Accolade Global Film Festival is a prestigious award for filmmakers and animators. Wikimedia
  • Manick Sorcar is an Indian American living in Denver
  • The exceptional laserist and animator has won the Accolade Global Film Competition Award
  • Manick is the son of the popular and legendary magician P.C Sorcar

Denver. August 2, 2017: Denver-based, Indian-American laserist and animator Manick Sorcar has won the prestigious Award of Merit from The Accolade Global Film Competition for his animation “Beautiful Mess”.

Also Read: Indian American Lawyer Neomi Rao to lead White House Regulatory Affairs Office

The Accolade recognizes film, television, videography and new media professionals who demonstrate exceptional achievement in craft and creativity, and those who produce standout entertainment or contribute to profound social change.

This is not the first laser animation of Sorcar that got international recognition. He won the ILDA 2015 Artistic Award for ‘Light Art in Shower Ocean’ in Innovative Application of Laser category from the International Laser Display Association.

Sorcar had also won the ILDA 2007 Artistic Award in Laser Photography category for his laser art “Reflection” and the ILDA Artistic Award for Best Use of Lasers in Live Stage Performance for his “Enlightenment of Buddha”.

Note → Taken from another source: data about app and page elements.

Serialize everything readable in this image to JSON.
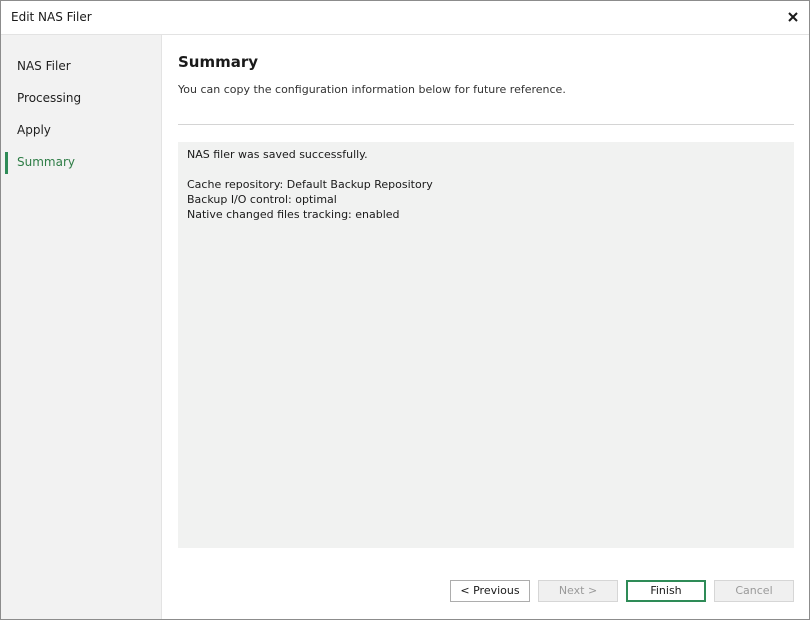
{
  "window": {
    "title": "Edit NAS Filer",
    "close_icon": "close-icon"
  },
  "sidebar": {
    "items": [
      {
        "label": "NAS Filer",
        "active": false
      },
      {
        "label": "Processing",
        "active": false
      },
      {
        "label": "Apply",
        "active": false
      },
      {
        "label": "Summary",
        "active": true
      }
    ]
  },
  "main": {
    "title": "Summary",
    "subtitle": "You can copy the configuration information below for future reference.",
    "summary_lines": [
      "NAS filer was saved successfully.",
      "Cache repository: Default Backup Repository",
      "Backup I/O control: optimal",
      "Native changed files tracking: enabled"
    ]
  },
  "buttons": {
    "previous": "< Previous",
    "next": "Next >",
    "finish": "Finish",
    "cancel": "Cancel"
  },
  "colors": {
    "accent": "#2e8b57",
    "sidebar_bg": "#f2f2f2",
    "summary_bg": "#f1f2f1"
  }
}
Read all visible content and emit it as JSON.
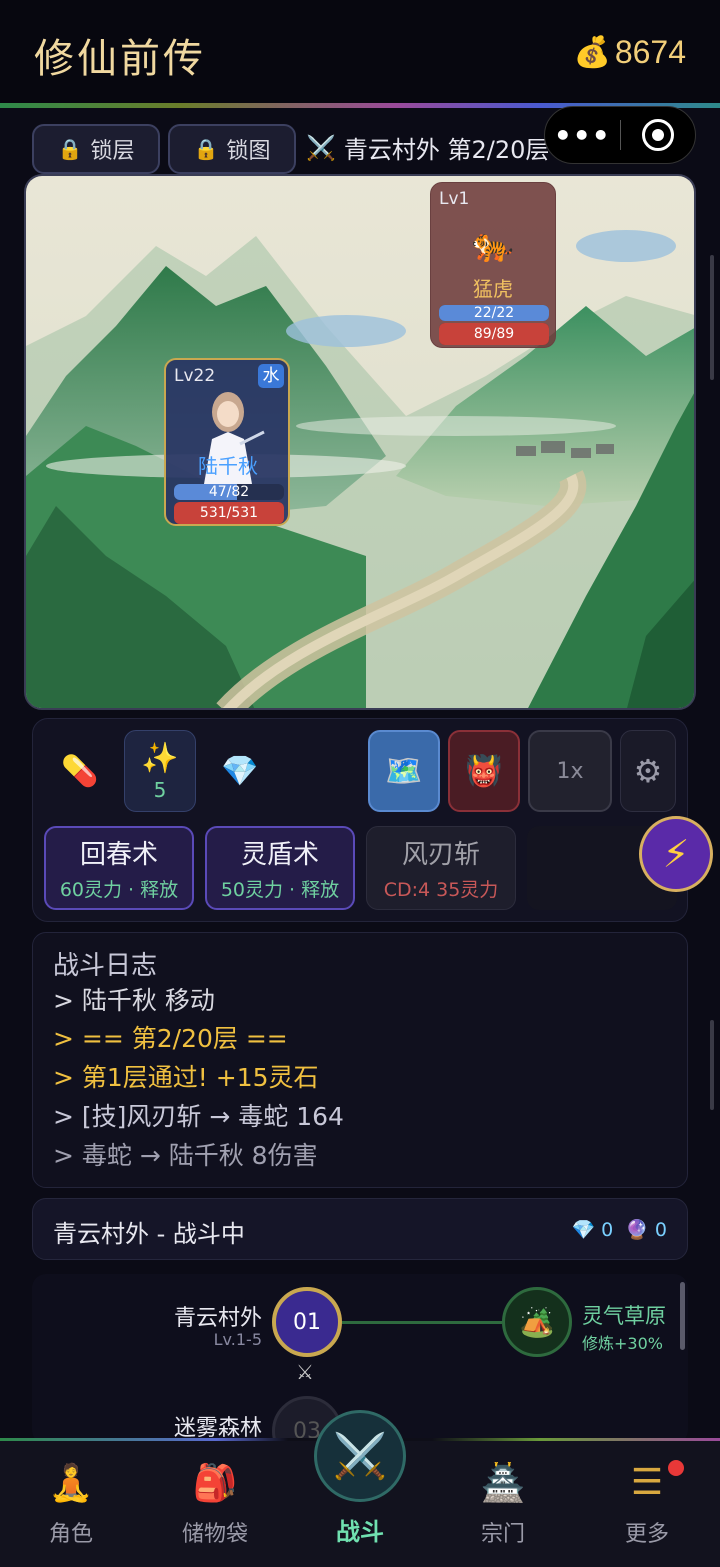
{
  "header": {
    "title": "修仙前传",
    "coin_icon": "money-bag-icon",
    "coins": "8674"
  },
  "controls": {
    "lock_floor": "锁层",
    "lock_map": "锁图",
    "stage": "青云村外 第2/20层"
  },
  "hero": {
    "level": "Lv22",
    "element": "水",
    "name": "陆千秋",
    "mp": "47/82",
    "mp_fraction": 0.57,
    "hp": "531/531",
    "hp_fraction": 1.0
  },
  "enemy": {
    "level": "Lv1",
    "name": "猛虎",
    "mp": "22/22",
    "mp_fraction": 1.0,
    "hp": "89/89",
    "hp_fraction": 1.0
  },
  "items": {
    "sparkle_count": "5"
  },
  "speed": {
    "label": "1x"
  },
  "skills": [
    {
      "name": "回春术",
      "cost": "60灵力 · 释放",
      "state": "ready"
    },
    {
      "name": "灵盾术",
      "cost": "50灵力 · 释放",
      "state": "ready"
    },
    {
      "name": "风刃斩",
      "cost": "CD:4  35灵力",
      "state": "cooldown"
    }
  ],
  "log": {
    "title": "战斗日志",
    "lines": [
      {
        "text": "> 陆千秋 移动",
        "color": "#d8d8e0"
      },
      {
        "text": "> == 第2/20层 ==",
        "color": "#f0c040"
      },
      {
        "text": "> 第1层通过! +15灵石",
        "color": "#f0c040"
      },
      {
        "text": "> [技]风刃斩 → 毒蛇 164",
        "color": "#c8c8d8"
      },
      {
        "text": "> 毒蛇 → 陆千秋 8伤害",
        "color": "#a0a0b0"
      }
    ]
  },
  "status": {
    "text": "青云村外 - 战斗中",
    "gems": "0",
    "orbs": "0"
  },
  "map": {
    "areas": [
      {
        "name": "青云村外",
        "range": "Lv.1-5",
        "node": "01"
      },
      {
        "name": "迷雾森林",
        "node": "03"
      }
    ],
    "rest": {
      "name": "灵气草原",
      "bonus": "修炼+30%"
    }
  },
  "nav": {
    "items": [
      {
        "label": "角色",
        "icon": "meditation-icon"
      },
      {
        "label": "储物袋",
        "icon": "bag-icon"
      },
      {
        "label": "战斗",
        "icon": "crossed-swords-icon"
      },
      {
        "label": "宗门",
        "icon": "temple-icon"
      },
      {
        "label": "更多",
        "icon": "menu-icon"
      }
    ]
  },
  "colors": {
    "accent": "#c9a850",
    "gold": "#f2cf7a",
    "green": "#6fd0a0",
    "panel": "#121222"
  }
}
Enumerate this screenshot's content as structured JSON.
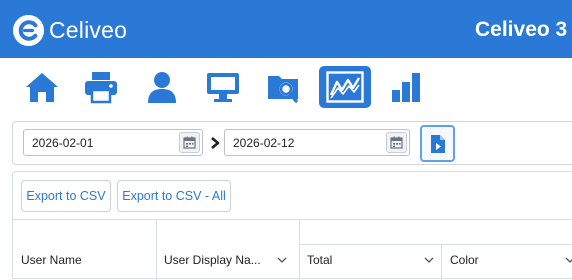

According to the Accolade, in winning this award, Sorcar joins the ranks of other high-profile winners of this internationally respected award, including the Oscar winning production of “The Lady in Number Six” by Malcolm Clarke, the talented Dave Bossert of Disney for his short documentary, and “The Tunes Behind The Toons”.

(IANS)